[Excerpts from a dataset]

++++

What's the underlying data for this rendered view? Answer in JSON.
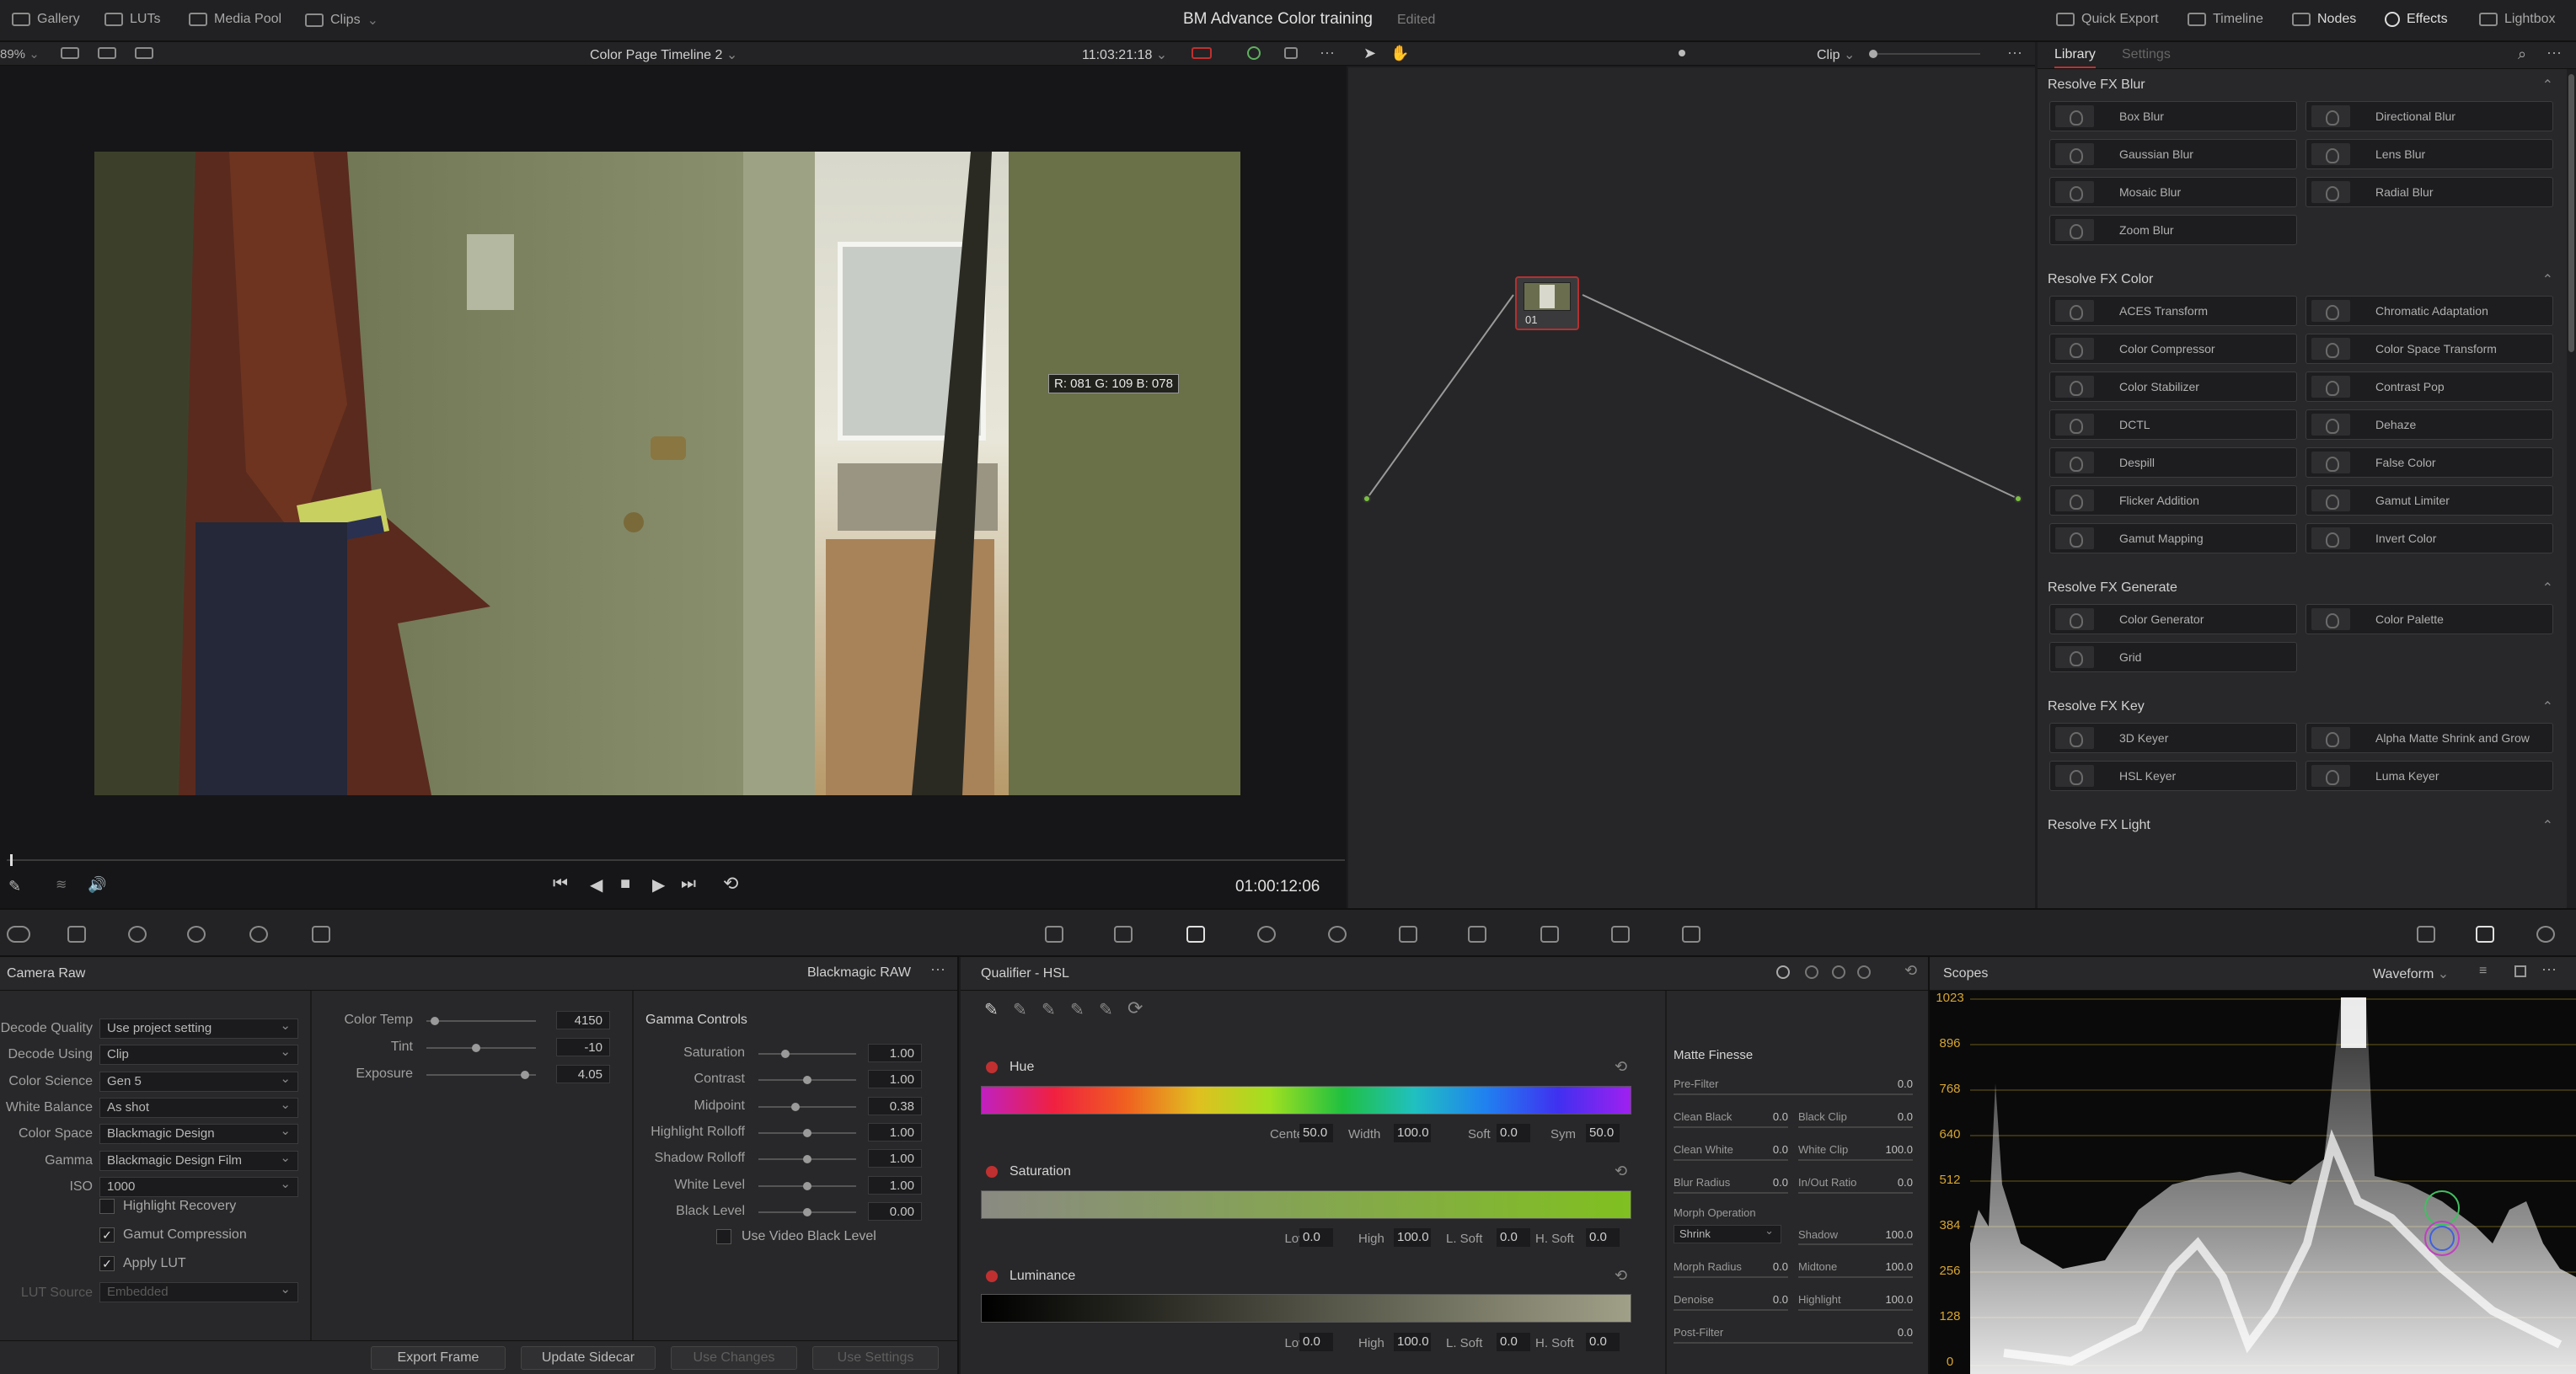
{
  "topbar": {
    "gallery": "Gallery",
    "luts": "LUTs",
    "media_pool": "Media Pool",
    "clips": "Clips",
    "project_title": "BM Advance Color training",
    "edited": "Edited",
    "quick_export": "Quick Export",
    "timeline": "Timeline",
    "nodes": "Nodes",
    "effects": "Effects",
    "lightbox": "Lightbox"
  },
  "viewer": {
    "zoom": "89%",
    "timeline_name": "Color Page Timeline 2",
    "source_timecode": "11:03:21:18",
    "pixel_readout": "R: 081  G: 109  B: 078",
    "playhead_timecode": "01:00:12:06"
  },
  "nodes": {
    "mode": "Clip",
    "node_label": "01"
  },
  "library": {
    "tab_library": "Library",
    "tab_settings": "Settings",
    "sections": [
      {
        "title": "Resolve FX Blur",
        "items": [
          "Box Blur",
          "Directional Blur",
          "Gaussian Blur",
          "Lens Blur",
          "Mosaic Blur",
          "Radial Blur",
          "Zoom Blur"
        ]
      },
      {
        "title": "Resolve FX Color",
        "items": [
          "ACES Transform",
          "Chromatic Adaptation",
          "Color Compressor",
          "Color Space Transform",
          "Color Stabilizer",
          "Contrast Pop",
          "DCTL",
          "Dehaze",
          "Despill",
          "False Color",
          "Flicker Addition",
          "Gamut Limiter",
          "Gamut Mapping",
          "Invert Color"
        ]
      },
      {
        "title": "Resolve FX Generate",
        "items": [
          "Color Generator",
          "Color Palette",
          "Grid"
        ]
      },
      {
        "title": "Resolve FX Key",
        "items": [
          "3D Keyer",
          "Alpha Matte Shrink and Grow",
          "HSL Keyer",
          "Luma Keyer"
        ]
      },
      {
        "title": "Resolve FX Light",
        "items": []
      }
    ]
  },
  "camera_raw": {
    "title": "Camera Raw",
    "format": "Blackmagic RAW",
    "rows": [
      {
        "label": "Decode Quality",
        "value": "Use project setting"
      },
      {
        "label": "Decode Using",
        "value": "Clip"
      },
      {
        "label": "Color Science",
        "value": "Gen 5"
      },
      {
        "label": "White Balance",
        "value": "As shot"
      },
      {
        "label": "Color Space",
        "value": "Blackmagic Design"
      },
      {
        "label": "Gamma",
        "value": "Blackmagic Design Film"
      },
      {
        "label": "ISO",
        "value": "1000"
      }
    ],
    "highlight_recovery": "Highlight Recovery",
    "gamut_compression": "Gamut Compression",
    "apply_lut": "Apply LUT",
    "lut_source_label": "LUT Source",
    "lut_source_value": "Embedded",
    "color_temp_label": "Color Temp",
    "color_temp": "4150",
    "color_temp_pos": 0.08,
    "tint_label": "Tint",
    "tint": "-10",
    "tint_pos": 0.45,
    "exposure_label": "Exposure",
    "exposure": "4.05",
    "exposure_pos": 0.9,
    "gamma_controls": "Gamma Controls",
    "gamma_rows": [
      {
        "label": "Saturation",
        "value": "1.00",
        "pos": 0.28
      },
      {
        "label": "Contrast",
        "value": "1.00",
        "pos": 0.5
      },
      {
        "label": "Midpoint",
        "value": "0.38",
        "pos": 0.38
      },
      {
        "label": "Highlight Rolloff",
        "value": "1.00",
        "pos": 0.5
      },
      {
        "label": "Shadow Rolloff",
        "value": "1.00",
        "pos": 0.5
      },
      {
        "label": "White Level",
        "value": "1.00",
        "pos": 0.5
      },
      {
        "label": "Black Level",
        "value": "0.00",
        "pos": 0.5
      }
    ],
    "use_video_black": "Use Video Black Level",
    "buttons": {
      "export_frame": "Export Frame",
      "update_sidecar": "Update Sidecar",
      "use_changes": "Use Changes",
      "use_settings": "Use Settings"
    }
  },
  "qualifier": {
    "title": "Qualifier - HSL",
    "hue": "Hue",
    "center_label": "Center",
    "center": "50.0",
    "width_label": "Width",
    "width": "100.0",
    "soft_label": "Soft",
    "soft": "0.0",
    "sym_label": "Sym",
    "sym": "50.0",
    "saturation": "Saturation",
    "luminance": "Luminance",
    "low_label": "Low",
    "high_label": "High",
    "lsoft_label": "L. Soft",
    "hsoft_label": "H. Soft",
    "sat_low": "0.0",
    "sat_high": "100.0",
    "sat_lsoft": "0.0",
    "sat_hsoft": "0.0",
    "lum_low": "0.0",
    "lum_high": "100.0",
    "lum_lsoft": "0.0",
    "lum_hsoft": "0.0",
    "matte_finesse": "Matte Finesse",
    "pre_filter_label": "Pre-Filter",
    "pre_filter": "0.0",
    "clean_black_label": "Clean Black",
    "clean_black": "0.0",
    "black_clip_label": "Black Clip",
    "black_clip": "0.0",
    "clean_white_label": "Clean White",
    "clean_white": "0.0",
    "white_clip_label": "White Clip",
    "white_clip": "100.0",
    "blur_radius_label": "Blur Radius",
    "blur_radius": "0.0",
    "inout_ratio_label": "In/Out Ratio",
    "inout_ratio": "0.0",
    "morph_op_label": "Morph Operation",
    "morph_op": "Shrink",
    "shadow_label": "Shadow",
    "shadow": "100.0",
    "morph_radius_label": "Morph Radius",
    "morph_radius": "0.0",
    "midtone_label": "Midtone",
    "midtone": "100.0",
    "denoise_label": "Denoise",
    "denoise": "0.0",
    "highlight_label": "Highlight",
    "highlight": "100.0",
    "post_filter_label": "Post-Filter",
    "post_filter": "0.0"
  },
  "scopes": {
    "title": "Scopes",
    "mode": "Waveform",
    "ticks": [
      "1023",
      "896",
      "768",
      "640",
      "512",
      "384",
      "256",
      "128",
      "0"
    ]
  }
}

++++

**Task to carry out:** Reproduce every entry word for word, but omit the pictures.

**Exercise output:**
What's the underlying data for this rendered view? Answer in JSON.
{
  "topbar": {
    "gallery": "Gallery",
    "luts": "LUTs",
    "media_pool": "Media Pool",
    "clips": "Clips",
    "project_title": "BM Advance Color training",
    "edited": "Edited",
    "quick_export": "Quick Export",
    "timeline": "Timeline",
    "nodes": "Nodes",
    "effects": "Effects",
    "lightbox": "Lightbox"
  },
  "viewer": {
    "zoom": "89%",
    "timeline_name": "Color Page Timeline 2",
    "source_timecode": "11:03:21:18",
    "pixel_readout": "R: 081  G: 109  B: 078",
    "playhead_timecode": "01:00:12:06"
  },
  "nodes": {
    "mode": "Clip",
    "node_label": "01"
  },
  "library": {
    "tab_library": "Library",
    "tab_settings": "Settings",
    "sections": [
      {
        "title": "Resolve FX Blur",
        "items": [
          "Box Blur",
          "Directional Blur",
          "Gaussian Blur",
          "Lens Blur",
          "Mosaic Blur",
          "Radial Blur",
          "Zoom Blur"
        ]
      },
      {
        "title": "Resolve FX Color",
        "items": [
          "ACES Transform",
          "Chromatic Adaptation",
          "Color Compressor",
          "Color Space Transform",
          "Color Stabilizer",
          "Contrast Pop",
          "DCTL",
          "Dehaze",
          "Despill",
          "False Color",
          "Flicker Addition",
          "Gamut Limiter",
          "Gamut Mapping",
          "Invert Color"
        ]
      },
      {
        "title": "Resolve FX Generate",
        "items": [
          "Color Generator",
          "Color Palette",
          "Grid"
        ]
      },
      {
        "title": "Resolve FX Key",
        "items": [
          "3D Keyer",
          "Alpha Matte Shrink and Grow",
          "HSL Keyer",
          "Luma Keyer"
        ]
      },
      {
        "title": "Resolve FX Light",
        "items": []
      }
    ]
  },
  "camera_raw": {
    "title": "Camera Raw",
    "format": "Blackmagic RAW",
    "rows": [
      {
        "label": "Decode Quality",
        "value": "Use project setting"
      },
      {
        "label": "Decode Using",
        "value": "Clip"
      },
      {
        "label": "Color Science",
        "value": "Gen 5"
      },
      {
        "label": "White Balance",
        "value": "As shot"
      },
      {
        "label": "Color Space",
        "value": "Blackmagic Design"
      },
      {
        "label": "Gamma",
        "value": "Blackmagic Design Film"
      },
      {
        "label": "ISO",
        "value": "1000"
      }
    ],
    "highlight_recovery": "Highlight Recovery",
    "gamut_compression": "Gamut Compression",
    "apply_lut": "Apply LUT",
    "lut_source_label": "LUT Source",
    "lut_source_value": "Embedded",
    "color_temp_label": "Color Temp",
    "color_temp": "4150",
    "color_temp_pos": 0.08,
    "tint_label": "Tint",
    "tint": "-10",
    "tint_pos": 0.45,
    "exposure_label": "Exposure",
    "exposure": "4.05",
    "exposure_pos": 0.9,
    "gamma_controls": "Gamma Controls",
    "gamma_rows": [
      {
        "label": "Saturation",
        "value": "1.00",
        "pos": 0.28
      },
      {
        "label": "Contrast",
        "value": "1.00",
        "pos": 0.5
      },
      {
        "label": "Midpoint",
        "value": "0.38",
        "pos": 0.38
      },
      {
        "label": "Highlight Rolloff",
        "value": "1.00",
        "pos": 0.5
      },
      {
        "label": "Shadow Rolloff",
        "value": "1.00",
        "pos": 0.5
      },
      {
        "label": "White Level",
        "value": "1.00",
        "pos": 0.5
      },
      {
        "label": "Black Level",
        "value": "0.00",
        "pos": 0.5
      }
    ],
    "use_video_black": "Use Video Black Level",
    "buttons": {
      "export_frame": "Export Frame",
      "update_sidecar": "Update Sidecar",
      "use_changes": "Use Changes",
      "use_settings": "Use Settings"
    }
  },
  "qualifier": {
    "title": "Qualifier - HSL",
    "hue": "Hue",
    "center_label": "Center",
    "center": "50.0",
    "width_label": "Width",
    "width": "100.0",
    "soft_label": "Soft",
    "soft": "0.0",
    "sym_label": "Sym",
    "sym": "50.0",
    "saturation": "Saturation",
    "luminance": "Luminance",
    "low_label": "Low",
    "high_label": "High",
    "lsoft_label": "L. Soft",
    "hsoft_label": "H. Soft",
    "sat_low": "0.0",
    "sat_high": "100.0",
    "sat_lsoft": "0.0",
    "sat_hsoft": "0.0",
    "lum_low": "0.0",
    "lum_high": "100.0",
    "lum_lsoft": "0.0",
    "lum_hsoft": "0.0",
    "matte_finesse": "Matte Finesse",
    "pre_filter_label": "Pre-Filter",
    "pre_filter": "0.0",
    "clean_black_label": "Clean Black",
    "clean_black": "0.0",
    "black_clip_label": "Black Clip",
    "black_clip": "0.0",
    "clean_white_label": "Clean White",
    "clean_white": "0.0",
    "white_clip_label": "White Clip",
    "white_clip": "100.0",
    "blur_radius_label": "Blur Radius",
    "blur_radius": "0.0",
    "inout_ratio_label": "In/Out Ratio",
    "inout_ratio": "0.0",
    "morph_op_label": "Morph Operation",
    "morph_op": "Shrink",
    "shadow_label": "Shadow",
    "shadow": "100.0",
    "morph_radius_label": "Morph Radius",
    "morph_radius": "0.0",
    "midtone_label": "Midtone",
    "midtone": "100.0",
    "denoise_label": "Denoise",
    "denoise": "0.0",
    "highlight_label": "Highlight",
    "highlight": "100.0",
    "post_filter_label": "Post-Filter",
    "post_filter": "0.0"
  },
  "scopes": {
    "title": "Scopes",
    "mode": "Waveform",
    "ticks": [
      "1023",
      "896",
      "768",
      "640",
      "512",
      "384",
      "256",
      "128",
      "0"
    ]
  }
}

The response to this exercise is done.